Paradise Station 13 - Modules - Types


Important note:

The following readme was last updated during Late 2015. The changes between Paradise & TG's shuttle system has diverged greatly since then. Do not take the documentation here's description of differences between tg & paradise seriously without double checking.

Shuttle system


This folder belongs to the "shuttle" system. The shuttle system is used to control the "Shuttles" on the map, which are, at their core, a rectangular area of turfs that "move".

The shuttle system is comprised of two primary files., which contains the primary code, and which contains the back-end controller system. There are a few other files, but it isn't worth noting on.

Shuttles are used for many purposes, including the end of rounds, so it's important to understand them.

Docking ports

obj docking_port

The /obj/docking_port type is the primary component of the shuttle system. Almost all of the shuttle system is controlled by the docking ports, the only thing that isn't, really, is the shuttle manager, which manages, you guessed it, the docking ports.
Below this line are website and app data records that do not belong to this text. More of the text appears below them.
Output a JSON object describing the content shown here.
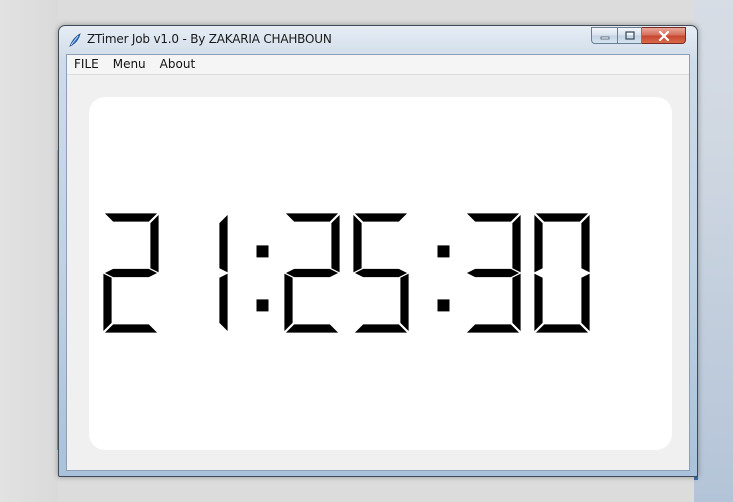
{
  "window": {
    "title": "ZTimer Job v1.0 - By ZAKARIA CHAHBOUN",
    "icon": "feather-app-icon",
    "caption_buttons": [
      "minimize",
      "maximize",
      "close"
    ]
  },
  "menu": {
    "items": [
      {
        "label": "FILE"
      },
      {
        "label": "Menu"
      },
      {
        "label": "About"
      }
    ]
  },
  "clock": {
    "time": "21:25:30",
    "hours": "21",
    "minutes": "25",
    "seconds": "30",
    "style": "seven-segment",
    "color": "#000000"
  },
  "colors": {
    "panel_background": "#ffffff",
    "client_background": "#f0f0f0",
    "close_button": "#c7472f"
  }
}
Docking ports are split into two main types: /obj/docking_port/stationary, and /obj/docking_port/mobile, but they share a few variables and procs defined at the /obj/docking_port level.


id: This variable is used for any plain-text references to the docking port. It should always be lowercase.
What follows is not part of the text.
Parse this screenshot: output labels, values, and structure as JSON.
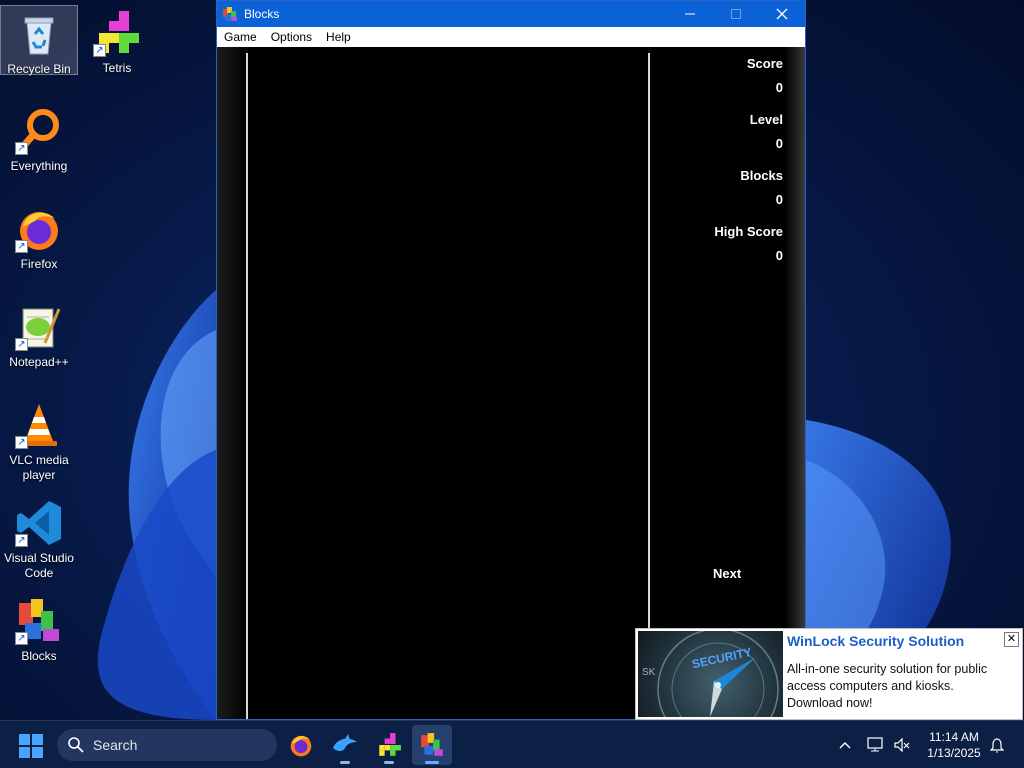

width, height: The width and height variables are absolute value variables which define the bounding box of the docking port. It is very important to note that these are different from the dwidth and dheight in terms of how they are counted. As they are absolute representations of the size of the bounding box, they need to be equal to the amount of turfs on the side of the bounding box. An easy way to think of it is, if you start at the very corner piece, you would start the count at 1 from that corner piece, IE, you move 1 turf in any direction, it would be 2.

A crude ASCII example:


Would be classed by the values width = 6, height = 1.

It is important to note that bounding boxes are always rectangular. However, shuttles are allowed to be any shape they so wish, as anything that matches the turf_type of stationary docking ports will not be moved with the shuttle- by default, this is equal to /turf/space. Another quick example of this:

||| |||

This, even though it is not exactly a rectangle, would be classified by the values width = 7, height = 7.

dwidth, dheight: The relative offset of the docking port to the bounding box. These values are calculated relative to the bounding box. The values are counted from the bottom left corner of the bounding box, relative to the direction of the docking port. The "bottom left corner" changes depending on the direction of the docking port object. so a docking port facing north that looks something like this:


Would have a dwidth value of 3, and a dheight value of 1. A docking port facing south that looks like this:


Would have a dwidth value of 2, and a dheight value of 1


/obj/docking_port/mobile, or, "Mobile" docking ports are used to define and control the movement of the shuttle chunks. The "Mobile" docking port moves with the shuttle, and is essentially attached to it. A "Mobile" docking port only moves to predefined positions on the map, referred to as "Stationary" docking ports.


/obj/docking_port/stationary, or "Stationary" docking ports are used as predefined references for where "Mobile" docking ports may move. "Stationary" docking ports do not move unless something has gone horribly wrong. They are essentially static points in space. Going into details, whenever a "Mobile" docking port "moves", it registers with the stationary docking port that it was requested to move to, and moves itself to it. It is important to note that docking ports will switch direction on the fly, and a "Stationary" docking port not matching the initial direction of the "Mobile" docking port will cause the entire shuttle to be rotated in order for the "Mobile" docking port to face the same direction as the "Stationary" docking port.


There are three main differences between -tg-station13's shuttle system and the one in use on Paradise, and none are very complex.


The biggest modification comes in the form of how docking ports interact with airlocks. With -tg-station13's base code, any door on the shuttle will be closed, and any door directly next to the mobile docking port will be closed off of the shuttle.

In Paradise, however, when a mobile docking port undocks from the stationary docking port, it will look for any door in the machine list who's id_tag variable matches the stationary docking port's id variable. When it finds these doors, it will close and bolt the doors shut. Any airlocks on the shuttle will be closed as per usual, but any airlocks within the shuttle with the id_tag of s_docking_airlock will also be bolted, and will stay bolted until the shuttle has exited transit space.


In -tg-station13's shuttle system, all docking ports register with the shuttle controller on New(). However, as Paradise uses a different system for the shuttle controller, it is not yet created when New() is called.

To fix this issue, all docking ports will not initialize automatically on New(). Instead, they are manually initialized by the shuttle controller when it is created, via a proc called initialize().